➨ Pear has acquired two clinical-stage VR apps for the treatment of acute and chronic pain from Firsthand Technology
➨ COOL! and GLOW! employ VR pain relief through a combination of distraction, active physical engagement, mindfulness and biofeedback with wearable sensors
➨ Proprio has appointed Dr Takeo Kanade to its advisory board to further develop its surgical navigation system
Boston- and San Francisco-based Pear, which specialises in digital prescription therapies, has acquired two clinical-stage apps for the treatment of acute and chronic pain from Firsthand Technology, a VR developer for healthcare.
COOL! and GLOW! employ VR pain relief through a combination of distraction, active physical engagement, mindfulness and biofeedback with wearable sensors.
Firsthand said in a statement that the company is “excited by the potential for Pear to bring the benefits of Firsthand’s VR experiences to much wider use”.
Howard Rose, chief executive officer of Firsthand, said: “Innovation is in our DNA. VR is a game-changer that can make wellness more targeted and personalised for patients, and gives doctors a powerful new tool to transform the practice of physical and mental health.
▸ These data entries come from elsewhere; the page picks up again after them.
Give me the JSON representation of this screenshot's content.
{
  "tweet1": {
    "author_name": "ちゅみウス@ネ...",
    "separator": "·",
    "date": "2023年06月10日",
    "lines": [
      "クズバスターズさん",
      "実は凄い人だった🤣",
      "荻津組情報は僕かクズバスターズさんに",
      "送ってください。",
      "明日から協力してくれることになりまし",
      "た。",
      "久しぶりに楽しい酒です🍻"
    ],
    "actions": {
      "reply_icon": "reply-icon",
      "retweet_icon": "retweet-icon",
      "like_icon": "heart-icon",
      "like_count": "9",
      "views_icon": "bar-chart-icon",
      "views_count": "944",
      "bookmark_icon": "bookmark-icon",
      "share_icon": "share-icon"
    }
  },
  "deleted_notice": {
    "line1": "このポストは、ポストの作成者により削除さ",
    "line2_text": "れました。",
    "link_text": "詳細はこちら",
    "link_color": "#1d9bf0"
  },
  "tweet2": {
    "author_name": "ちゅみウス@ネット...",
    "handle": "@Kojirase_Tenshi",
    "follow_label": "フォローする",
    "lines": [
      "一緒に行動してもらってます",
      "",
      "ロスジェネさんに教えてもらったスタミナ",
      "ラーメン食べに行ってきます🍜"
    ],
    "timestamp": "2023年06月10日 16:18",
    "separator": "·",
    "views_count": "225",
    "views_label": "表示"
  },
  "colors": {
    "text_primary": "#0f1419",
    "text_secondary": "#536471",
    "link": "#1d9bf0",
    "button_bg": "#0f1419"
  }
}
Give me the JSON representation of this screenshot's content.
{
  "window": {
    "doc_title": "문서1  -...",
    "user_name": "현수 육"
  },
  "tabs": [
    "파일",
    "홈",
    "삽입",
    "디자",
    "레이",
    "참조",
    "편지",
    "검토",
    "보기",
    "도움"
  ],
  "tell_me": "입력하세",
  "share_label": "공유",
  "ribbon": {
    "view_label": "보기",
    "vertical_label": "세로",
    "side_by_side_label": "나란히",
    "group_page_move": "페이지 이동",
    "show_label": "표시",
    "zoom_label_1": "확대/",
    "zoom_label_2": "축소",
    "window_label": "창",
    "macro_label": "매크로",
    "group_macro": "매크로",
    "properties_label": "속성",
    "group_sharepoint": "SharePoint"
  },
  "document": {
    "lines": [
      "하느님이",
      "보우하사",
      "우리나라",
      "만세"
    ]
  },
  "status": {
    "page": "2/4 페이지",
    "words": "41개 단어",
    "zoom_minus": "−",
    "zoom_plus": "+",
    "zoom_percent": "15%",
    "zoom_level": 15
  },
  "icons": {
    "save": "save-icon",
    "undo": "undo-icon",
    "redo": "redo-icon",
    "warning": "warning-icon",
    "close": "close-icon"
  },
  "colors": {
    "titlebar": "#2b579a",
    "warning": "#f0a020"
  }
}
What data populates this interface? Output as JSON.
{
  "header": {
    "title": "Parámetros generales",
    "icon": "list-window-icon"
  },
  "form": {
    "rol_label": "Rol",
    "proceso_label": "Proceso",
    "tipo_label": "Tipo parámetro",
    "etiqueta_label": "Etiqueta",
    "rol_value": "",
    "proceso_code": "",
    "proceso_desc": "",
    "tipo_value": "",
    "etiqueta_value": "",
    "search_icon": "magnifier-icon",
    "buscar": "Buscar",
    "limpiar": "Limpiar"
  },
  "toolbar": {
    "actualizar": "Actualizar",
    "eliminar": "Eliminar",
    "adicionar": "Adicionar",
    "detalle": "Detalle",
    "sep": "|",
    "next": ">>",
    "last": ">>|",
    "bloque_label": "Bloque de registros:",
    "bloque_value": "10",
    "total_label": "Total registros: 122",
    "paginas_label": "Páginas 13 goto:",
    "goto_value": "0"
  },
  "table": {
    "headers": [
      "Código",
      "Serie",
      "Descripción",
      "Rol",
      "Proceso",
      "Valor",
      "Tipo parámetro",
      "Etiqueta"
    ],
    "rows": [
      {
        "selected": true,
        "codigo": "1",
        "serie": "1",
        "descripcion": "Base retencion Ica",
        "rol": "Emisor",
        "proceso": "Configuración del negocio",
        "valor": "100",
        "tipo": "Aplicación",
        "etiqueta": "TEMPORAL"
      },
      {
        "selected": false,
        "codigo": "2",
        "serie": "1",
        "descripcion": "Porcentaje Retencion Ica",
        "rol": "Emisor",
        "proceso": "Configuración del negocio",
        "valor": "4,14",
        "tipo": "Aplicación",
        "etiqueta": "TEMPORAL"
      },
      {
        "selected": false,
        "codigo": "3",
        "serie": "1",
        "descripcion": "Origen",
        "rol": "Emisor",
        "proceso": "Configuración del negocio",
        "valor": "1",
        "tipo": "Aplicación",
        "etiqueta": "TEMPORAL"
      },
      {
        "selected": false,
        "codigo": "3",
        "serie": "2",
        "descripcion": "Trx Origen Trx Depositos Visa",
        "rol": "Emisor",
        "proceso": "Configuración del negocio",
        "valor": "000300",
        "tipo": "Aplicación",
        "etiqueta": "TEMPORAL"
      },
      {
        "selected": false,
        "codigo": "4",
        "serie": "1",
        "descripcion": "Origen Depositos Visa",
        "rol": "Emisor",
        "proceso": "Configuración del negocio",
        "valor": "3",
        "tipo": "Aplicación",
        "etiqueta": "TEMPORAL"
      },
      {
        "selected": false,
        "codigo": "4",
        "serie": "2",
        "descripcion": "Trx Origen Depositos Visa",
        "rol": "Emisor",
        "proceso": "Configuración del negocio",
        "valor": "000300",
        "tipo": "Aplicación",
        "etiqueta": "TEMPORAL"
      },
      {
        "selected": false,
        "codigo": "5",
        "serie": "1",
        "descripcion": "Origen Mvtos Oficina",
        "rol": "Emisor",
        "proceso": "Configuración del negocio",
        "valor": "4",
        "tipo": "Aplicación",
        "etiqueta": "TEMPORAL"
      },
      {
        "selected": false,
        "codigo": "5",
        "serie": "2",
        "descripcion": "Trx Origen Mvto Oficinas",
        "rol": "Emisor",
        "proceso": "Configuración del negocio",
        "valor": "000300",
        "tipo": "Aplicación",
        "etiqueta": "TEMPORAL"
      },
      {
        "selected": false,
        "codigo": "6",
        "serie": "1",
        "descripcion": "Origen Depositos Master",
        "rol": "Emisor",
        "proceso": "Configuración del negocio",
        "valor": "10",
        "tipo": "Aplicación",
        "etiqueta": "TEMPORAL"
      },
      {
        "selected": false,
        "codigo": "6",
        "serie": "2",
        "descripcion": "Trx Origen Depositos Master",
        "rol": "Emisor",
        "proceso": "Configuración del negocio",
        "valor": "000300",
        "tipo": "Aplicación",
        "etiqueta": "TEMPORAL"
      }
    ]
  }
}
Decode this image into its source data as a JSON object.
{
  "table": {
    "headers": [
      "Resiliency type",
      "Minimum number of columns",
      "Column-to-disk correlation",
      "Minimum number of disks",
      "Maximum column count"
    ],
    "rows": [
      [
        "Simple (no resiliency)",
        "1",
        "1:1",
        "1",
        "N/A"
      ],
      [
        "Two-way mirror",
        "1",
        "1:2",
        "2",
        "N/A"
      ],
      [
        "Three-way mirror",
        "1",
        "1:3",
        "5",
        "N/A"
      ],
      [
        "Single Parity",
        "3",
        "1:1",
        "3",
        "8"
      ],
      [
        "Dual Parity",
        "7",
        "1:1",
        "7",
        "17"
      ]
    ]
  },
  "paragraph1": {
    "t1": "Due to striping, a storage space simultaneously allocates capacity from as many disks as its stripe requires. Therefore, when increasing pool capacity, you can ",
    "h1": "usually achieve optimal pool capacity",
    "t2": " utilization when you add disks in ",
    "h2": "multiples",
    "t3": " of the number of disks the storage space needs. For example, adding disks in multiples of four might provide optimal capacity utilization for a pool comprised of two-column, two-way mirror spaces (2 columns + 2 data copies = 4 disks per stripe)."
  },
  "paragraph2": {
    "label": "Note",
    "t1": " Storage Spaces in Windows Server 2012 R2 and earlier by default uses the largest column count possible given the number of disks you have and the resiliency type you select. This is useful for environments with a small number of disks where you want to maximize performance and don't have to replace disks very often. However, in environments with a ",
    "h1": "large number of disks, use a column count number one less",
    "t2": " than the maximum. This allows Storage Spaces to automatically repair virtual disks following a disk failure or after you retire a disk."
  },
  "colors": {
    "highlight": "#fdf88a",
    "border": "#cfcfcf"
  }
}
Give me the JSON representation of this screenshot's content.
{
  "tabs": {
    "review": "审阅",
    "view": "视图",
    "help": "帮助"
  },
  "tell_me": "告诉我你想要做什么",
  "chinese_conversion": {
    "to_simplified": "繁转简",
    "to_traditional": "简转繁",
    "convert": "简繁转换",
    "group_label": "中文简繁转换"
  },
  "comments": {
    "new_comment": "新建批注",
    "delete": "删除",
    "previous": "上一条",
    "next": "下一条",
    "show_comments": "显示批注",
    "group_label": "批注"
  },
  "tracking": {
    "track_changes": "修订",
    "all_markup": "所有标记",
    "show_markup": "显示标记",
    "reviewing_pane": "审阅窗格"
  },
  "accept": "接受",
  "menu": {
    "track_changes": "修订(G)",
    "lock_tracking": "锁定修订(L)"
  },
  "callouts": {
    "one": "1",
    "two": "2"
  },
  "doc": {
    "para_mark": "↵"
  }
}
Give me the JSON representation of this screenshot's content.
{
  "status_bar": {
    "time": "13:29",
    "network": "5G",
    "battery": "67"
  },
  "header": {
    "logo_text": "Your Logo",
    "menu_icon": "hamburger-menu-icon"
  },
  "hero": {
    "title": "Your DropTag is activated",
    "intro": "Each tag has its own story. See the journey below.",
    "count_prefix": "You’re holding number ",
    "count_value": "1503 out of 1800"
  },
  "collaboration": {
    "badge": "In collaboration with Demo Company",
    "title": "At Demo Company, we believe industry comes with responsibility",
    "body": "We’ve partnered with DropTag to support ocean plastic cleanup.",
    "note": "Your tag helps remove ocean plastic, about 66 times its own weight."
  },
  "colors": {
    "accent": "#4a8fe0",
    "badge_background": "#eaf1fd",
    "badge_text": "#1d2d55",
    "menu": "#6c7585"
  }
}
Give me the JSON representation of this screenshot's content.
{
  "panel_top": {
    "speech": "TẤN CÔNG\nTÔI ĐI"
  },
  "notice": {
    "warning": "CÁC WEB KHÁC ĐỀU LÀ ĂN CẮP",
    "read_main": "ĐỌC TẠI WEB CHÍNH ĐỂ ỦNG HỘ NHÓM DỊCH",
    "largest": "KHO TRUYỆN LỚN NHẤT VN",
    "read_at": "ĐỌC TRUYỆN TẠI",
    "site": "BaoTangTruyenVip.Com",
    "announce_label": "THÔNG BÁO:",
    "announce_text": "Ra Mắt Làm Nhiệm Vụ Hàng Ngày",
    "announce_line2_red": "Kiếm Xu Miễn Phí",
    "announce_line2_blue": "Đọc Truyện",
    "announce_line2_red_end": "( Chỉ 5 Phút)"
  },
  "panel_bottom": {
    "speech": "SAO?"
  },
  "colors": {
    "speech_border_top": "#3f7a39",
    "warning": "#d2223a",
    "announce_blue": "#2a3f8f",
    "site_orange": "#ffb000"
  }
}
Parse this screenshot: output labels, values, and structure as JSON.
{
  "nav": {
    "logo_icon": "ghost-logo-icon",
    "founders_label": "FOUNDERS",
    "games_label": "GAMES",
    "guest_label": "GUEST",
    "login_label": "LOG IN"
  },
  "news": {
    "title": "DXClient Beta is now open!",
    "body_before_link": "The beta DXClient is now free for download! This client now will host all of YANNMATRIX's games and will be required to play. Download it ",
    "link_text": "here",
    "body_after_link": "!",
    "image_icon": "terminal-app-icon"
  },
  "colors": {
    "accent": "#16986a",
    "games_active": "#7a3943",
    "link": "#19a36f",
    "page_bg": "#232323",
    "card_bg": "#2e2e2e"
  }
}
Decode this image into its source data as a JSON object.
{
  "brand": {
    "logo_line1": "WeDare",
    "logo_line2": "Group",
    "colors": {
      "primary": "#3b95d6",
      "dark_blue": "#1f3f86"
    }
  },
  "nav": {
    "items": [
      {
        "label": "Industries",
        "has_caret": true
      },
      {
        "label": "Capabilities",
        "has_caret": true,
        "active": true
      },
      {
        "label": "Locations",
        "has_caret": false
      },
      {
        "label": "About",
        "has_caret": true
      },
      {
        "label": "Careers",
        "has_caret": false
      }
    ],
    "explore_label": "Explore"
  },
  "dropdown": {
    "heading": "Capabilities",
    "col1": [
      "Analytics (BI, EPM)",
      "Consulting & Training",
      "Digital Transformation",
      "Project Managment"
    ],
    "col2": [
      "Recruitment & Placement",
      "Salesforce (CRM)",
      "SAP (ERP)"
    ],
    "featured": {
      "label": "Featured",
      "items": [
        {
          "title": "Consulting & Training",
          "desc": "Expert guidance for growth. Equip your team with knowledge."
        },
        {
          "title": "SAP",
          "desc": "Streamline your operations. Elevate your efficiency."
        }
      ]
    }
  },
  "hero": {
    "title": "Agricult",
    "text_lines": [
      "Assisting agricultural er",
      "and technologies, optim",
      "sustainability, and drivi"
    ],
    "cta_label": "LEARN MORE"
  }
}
We remain dedicated to creating new digital solutions that help us all be healthier, smarter and happier.”
Seattle-based Proprio, meanwhile, has appointed Dr Takeo Kanade to its advisory board to further develop its surgical navigation system, which uses proprietary imaging techniques and MR environments.
Kanade is the UA and Helen Whitaker Professor of Computer Science and Robotics at Carnegie Mellon University, and a member of the National Academy of Engineering and the American Academy of Arts and Sciences.
He joins Proprio’s growing technical advisory board, which includes Dr Desney Tan, general manager of Microsoft Healthcare, and Dr Joshua Smith, the Zeutschel Professor in Entrepreneurial Excellence at the University of Washington’s Allen School of Computer Science and Engineering and the Department of Electrical and Computer Engineering.
Kanade said: “I am impressed by the innovative and meticulous work Proprio has done to fully understand the challenges facing surgeons and patients in the operating room. Vision systems are critical to surgical performance, and the Proprio team has integrated robotics and computer vision in a novel way to address the shortcomings of conventional technologies.”
“I look forward to working with them to bring their first system to market and develop future systems to improve both surgical efficiency and accuracy.”
Gabriel Jones, co-founder and chief executive officer of Proprio, said of the appointment: “It has become clear that robotic-assisted surgery is the next wave of surgical performance. Imaging and navigation need to advance to fully enable it. As we approach commercialisation of our breakthrough surgical imaging and navigation system, we are honoured to have the guidance and support of world-class scientists like Dr Kanade who has been a pioneer in computer vision and robotics.”
Image credits: Firsthand Technology (main) and Proprio